Sneersohn’s Zion-centered solution to the Jewish problem in Romania placed him at odds with Peixotto, who advocated large-scale Romanian Jewish emigration to the United States. For the first time, but not the last, the Promised Land of Israel and the Golden Land of America offered competing options for Jews persecuted in Europe. In response, a disappointed Sneersohn assailed the plan of his former protégé in what has been described as “biblical but ill-tempered invective.”

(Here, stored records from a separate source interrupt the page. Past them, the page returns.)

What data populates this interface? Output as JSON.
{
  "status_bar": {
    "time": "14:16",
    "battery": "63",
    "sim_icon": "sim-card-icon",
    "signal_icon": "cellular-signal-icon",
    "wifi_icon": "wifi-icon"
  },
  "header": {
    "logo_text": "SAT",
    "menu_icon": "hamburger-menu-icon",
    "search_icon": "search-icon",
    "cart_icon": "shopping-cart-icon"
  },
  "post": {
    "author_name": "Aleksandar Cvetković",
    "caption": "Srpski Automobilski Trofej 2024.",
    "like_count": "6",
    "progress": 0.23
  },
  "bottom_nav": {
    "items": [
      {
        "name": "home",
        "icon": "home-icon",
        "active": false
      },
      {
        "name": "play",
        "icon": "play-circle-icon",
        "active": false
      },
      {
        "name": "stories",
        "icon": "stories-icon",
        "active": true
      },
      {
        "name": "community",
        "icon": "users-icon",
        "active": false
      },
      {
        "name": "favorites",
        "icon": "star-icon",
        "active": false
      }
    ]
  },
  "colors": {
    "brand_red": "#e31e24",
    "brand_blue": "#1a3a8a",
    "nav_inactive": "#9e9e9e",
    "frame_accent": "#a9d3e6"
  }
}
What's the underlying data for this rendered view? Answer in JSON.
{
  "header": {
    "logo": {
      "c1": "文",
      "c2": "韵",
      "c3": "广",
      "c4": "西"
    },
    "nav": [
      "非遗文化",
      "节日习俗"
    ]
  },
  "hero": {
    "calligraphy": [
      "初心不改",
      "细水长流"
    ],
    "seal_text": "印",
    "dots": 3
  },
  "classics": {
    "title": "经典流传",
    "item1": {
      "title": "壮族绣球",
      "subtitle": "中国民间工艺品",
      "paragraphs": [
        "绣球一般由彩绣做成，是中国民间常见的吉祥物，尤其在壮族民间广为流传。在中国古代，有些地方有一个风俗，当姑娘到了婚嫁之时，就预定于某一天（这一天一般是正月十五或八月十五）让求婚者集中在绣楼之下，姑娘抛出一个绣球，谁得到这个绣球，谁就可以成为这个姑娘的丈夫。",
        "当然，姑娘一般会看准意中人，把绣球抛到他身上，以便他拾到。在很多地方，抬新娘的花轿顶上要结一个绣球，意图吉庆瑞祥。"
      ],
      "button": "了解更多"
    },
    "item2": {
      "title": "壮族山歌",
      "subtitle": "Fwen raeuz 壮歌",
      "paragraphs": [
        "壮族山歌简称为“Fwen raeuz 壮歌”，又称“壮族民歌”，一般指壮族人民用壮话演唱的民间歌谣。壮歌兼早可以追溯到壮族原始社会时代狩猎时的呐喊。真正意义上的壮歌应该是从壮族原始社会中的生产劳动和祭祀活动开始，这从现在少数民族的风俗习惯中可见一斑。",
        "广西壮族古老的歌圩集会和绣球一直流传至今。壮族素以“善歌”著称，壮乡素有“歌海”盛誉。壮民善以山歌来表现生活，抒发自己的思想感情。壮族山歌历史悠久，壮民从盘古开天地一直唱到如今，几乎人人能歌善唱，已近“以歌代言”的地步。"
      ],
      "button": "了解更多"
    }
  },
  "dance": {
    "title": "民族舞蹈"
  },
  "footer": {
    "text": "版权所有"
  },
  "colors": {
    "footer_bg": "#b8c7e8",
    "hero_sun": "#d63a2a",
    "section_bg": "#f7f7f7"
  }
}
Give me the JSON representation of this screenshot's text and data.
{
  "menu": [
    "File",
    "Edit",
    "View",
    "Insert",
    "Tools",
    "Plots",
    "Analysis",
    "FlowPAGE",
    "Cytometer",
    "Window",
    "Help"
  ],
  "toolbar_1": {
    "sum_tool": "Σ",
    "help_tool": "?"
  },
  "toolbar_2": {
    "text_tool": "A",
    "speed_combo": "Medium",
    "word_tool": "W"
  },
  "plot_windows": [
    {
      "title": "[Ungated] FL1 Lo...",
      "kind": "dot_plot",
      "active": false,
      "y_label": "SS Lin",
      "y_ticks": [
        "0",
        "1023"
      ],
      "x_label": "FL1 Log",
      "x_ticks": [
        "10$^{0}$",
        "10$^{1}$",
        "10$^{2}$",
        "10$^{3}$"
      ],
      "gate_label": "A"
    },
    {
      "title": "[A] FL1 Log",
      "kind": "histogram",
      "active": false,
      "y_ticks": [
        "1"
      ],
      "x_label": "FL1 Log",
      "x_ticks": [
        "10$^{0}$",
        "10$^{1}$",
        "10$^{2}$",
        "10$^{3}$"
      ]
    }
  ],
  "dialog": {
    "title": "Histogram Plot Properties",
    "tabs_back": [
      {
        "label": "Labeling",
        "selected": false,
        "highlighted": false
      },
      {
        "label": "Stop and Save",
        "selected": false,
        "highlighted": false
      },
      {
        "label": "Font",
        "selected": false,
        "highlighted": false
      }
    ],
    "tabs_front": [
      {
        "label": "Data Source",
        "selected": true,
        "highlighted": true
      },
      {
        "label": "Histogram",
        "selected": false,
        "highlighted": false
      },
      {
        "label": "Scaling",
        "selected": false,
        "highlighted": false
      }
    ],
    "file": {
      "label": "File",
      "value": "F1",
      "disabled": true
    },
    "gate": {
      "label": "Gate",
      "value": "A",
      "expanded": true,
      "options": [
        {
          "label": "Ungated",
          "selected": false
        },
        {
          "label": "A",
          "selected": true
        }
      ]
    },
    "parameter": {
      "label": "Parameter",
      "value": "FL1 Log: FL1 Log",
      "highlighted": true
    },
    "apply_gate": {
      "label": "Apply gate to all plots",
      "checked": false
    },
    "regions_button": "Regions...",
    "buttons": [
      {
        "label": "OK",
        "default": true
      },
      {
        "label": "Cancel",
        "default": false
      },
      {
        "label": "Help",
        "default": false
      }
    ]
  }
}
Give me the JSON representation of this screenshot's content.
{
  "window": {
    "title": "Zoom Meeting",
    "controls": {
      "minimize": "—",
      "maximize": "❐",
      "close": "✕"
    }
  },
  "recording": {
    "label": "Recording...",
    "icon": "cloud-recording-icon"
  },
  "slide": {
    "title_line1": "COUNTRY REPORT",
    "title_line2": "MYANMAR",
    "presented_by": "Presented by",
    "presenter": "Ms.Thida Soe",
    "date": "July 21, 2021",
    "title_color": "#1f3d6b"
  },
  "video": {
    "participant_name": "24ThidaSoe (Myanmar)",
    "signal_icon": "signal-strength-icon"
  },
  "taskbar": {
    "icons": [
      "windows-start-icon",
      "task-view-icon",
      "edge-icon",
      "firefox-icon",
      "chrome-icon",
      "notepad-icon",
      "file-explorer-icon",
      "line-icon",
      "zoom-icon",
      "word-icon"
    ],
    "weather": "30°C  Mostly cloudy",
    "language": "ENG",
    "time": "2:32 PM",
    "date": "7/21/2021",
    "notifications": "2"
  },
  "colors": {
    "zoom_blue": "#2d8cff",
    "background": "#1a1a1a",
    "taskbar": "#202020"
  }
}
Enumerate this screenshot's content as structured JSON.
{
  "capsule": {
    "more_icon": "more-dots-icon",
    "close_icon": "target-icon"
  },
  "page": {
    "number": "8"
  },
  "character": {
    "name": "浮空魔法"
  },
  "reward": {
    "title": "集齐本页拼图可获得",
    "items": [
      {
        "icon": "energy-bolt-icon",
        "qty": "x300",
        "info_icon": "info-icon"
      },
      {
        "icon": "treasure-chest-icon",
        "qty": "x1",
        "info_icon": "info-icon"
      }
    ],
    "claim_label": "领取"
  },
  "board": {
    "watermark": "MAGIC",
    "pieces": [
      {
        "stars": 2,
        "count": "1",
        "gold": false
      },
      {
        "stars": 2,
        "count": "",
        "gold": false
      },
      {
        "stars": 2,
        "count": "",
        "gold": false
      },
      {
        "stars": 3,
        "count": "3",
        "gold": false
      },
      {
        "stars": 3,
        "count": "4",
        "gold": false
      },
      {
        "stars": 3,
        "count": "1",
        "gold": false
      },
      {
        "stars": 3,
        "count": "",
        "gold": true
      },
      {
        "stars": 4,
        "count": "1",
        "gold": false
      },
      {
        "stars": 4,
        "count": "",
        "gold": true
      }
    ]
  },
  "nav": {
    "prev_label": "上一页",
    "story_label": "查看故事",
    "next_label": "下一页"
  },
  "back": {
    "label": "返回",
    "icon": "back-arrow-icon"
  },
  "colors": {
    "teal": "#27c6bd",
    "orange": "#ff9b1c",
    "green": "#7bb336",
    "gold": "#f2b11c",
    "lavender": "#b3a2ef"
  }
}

In his call for a Jewish commonwealth, Sneersohn failed to mention that he had himself taken out American citizenship. But now, for ideological reasons, health reasons, and in hopes of establishing a Jewish agricultural colony, he returned to the Holy Land, settling in Tiberias. During the first seven decades of the 19th century, many Christians had come to the Holy Land to work the land with their own hands. Sir Moses Montefiore of England advocated for these same kinds of productive activities on the part of Jews. Echoing these calls, Sneersohn argued that a successful agricultural colony would encourage Jewish immigration to the Land of Israel and help bring an end to Jewish dependence upon charity.
The Jewish religious establishment in Tiberias vehemently disagreed. They viewed Sneersohn as an interloper and considered his planned colony a threat both to the Tiberian community’s holy traditions and to its settled norms. Religious zealots—then as now part of the fabric of Jewish society in the Land of Israel—soon excommunicated the great-grandson of Schneur Zalman of Liadi and spread scurrilous reports concerning his activities. On November 28, 1874, they set upon him with stones, robbed him of his worldly possessions, stripped him stark naked, tied him to the back of an ass, and paraded him through the streets and outside the city walls. To shocked onlookers, they explained that Sneersohn thought that he was the messiah (who, by legend, is supposed to arrive on a donkey). Sneersohn never fully recovered from this attack. Though he maintained friends in high places and was even able to enlist American diplomats on his behalf, all efforts to retrieve his possessions and bring his persecutors to justice failed.
By 1878, Sneersohn had recovered enough to reunite with Ulysses S. Grant when the latter became the first American ex-president to visit Jerusalem as part of his round-the-world tour. Meeting him at the governor’s house, the rabbi offered Grant yet another heartfelt blessing and lobbied him on behalf of the “committee for distributing relief to American Jewish citizens.” As a newly minted American citizen himself, he had a personal stake in this committee’s success. Grant, however, failed to rise to the bait. He simply promised “to inform some of his friends, leaders of Israel in America, of the facts,” and there is no evidence that he ever did. Nor, in the end, would it have mattered, for by 1882, Sneersohn was dead. He took ill on a trip to the Cape Colony and was buried on South African soil.
In 1973, Israel Klausner published a brief Hebrew language biography of Sneersohn, describing him as one of the early heralds of the modern State of Israel (me-mevasrei medinat yisrael). But his true significance lies elsewhere. In his exotic dress, public displays of piety, florid oratory, unabashed chutzpah, self-interested politics, wide-ranging travels, philanthropic missions, unseemly quarrels, and fervent messianism, Sneersohn introduced Americans to a new, and distinctively modern, rabbinic type.
Baseball, Beats, and Scandals in Satmar.
Bloody bucket brigades and white galoshes: Not everyone celebrates Passover with four cups and four questions. Rachel Scheinerman on Passover in Samaria and Ethiopia.
Most things in Berlin speak to the city’s troubled past, and the newly opened James Simon Galerie is no exception.
After the discoveries of the Cairo Geniza and the Dead Sea Scrolls, scholars of Judaism slowly began to reconstruct the 400-year period separating the latest parts of the Hebrew Bible from the earliest rabbinic compilations.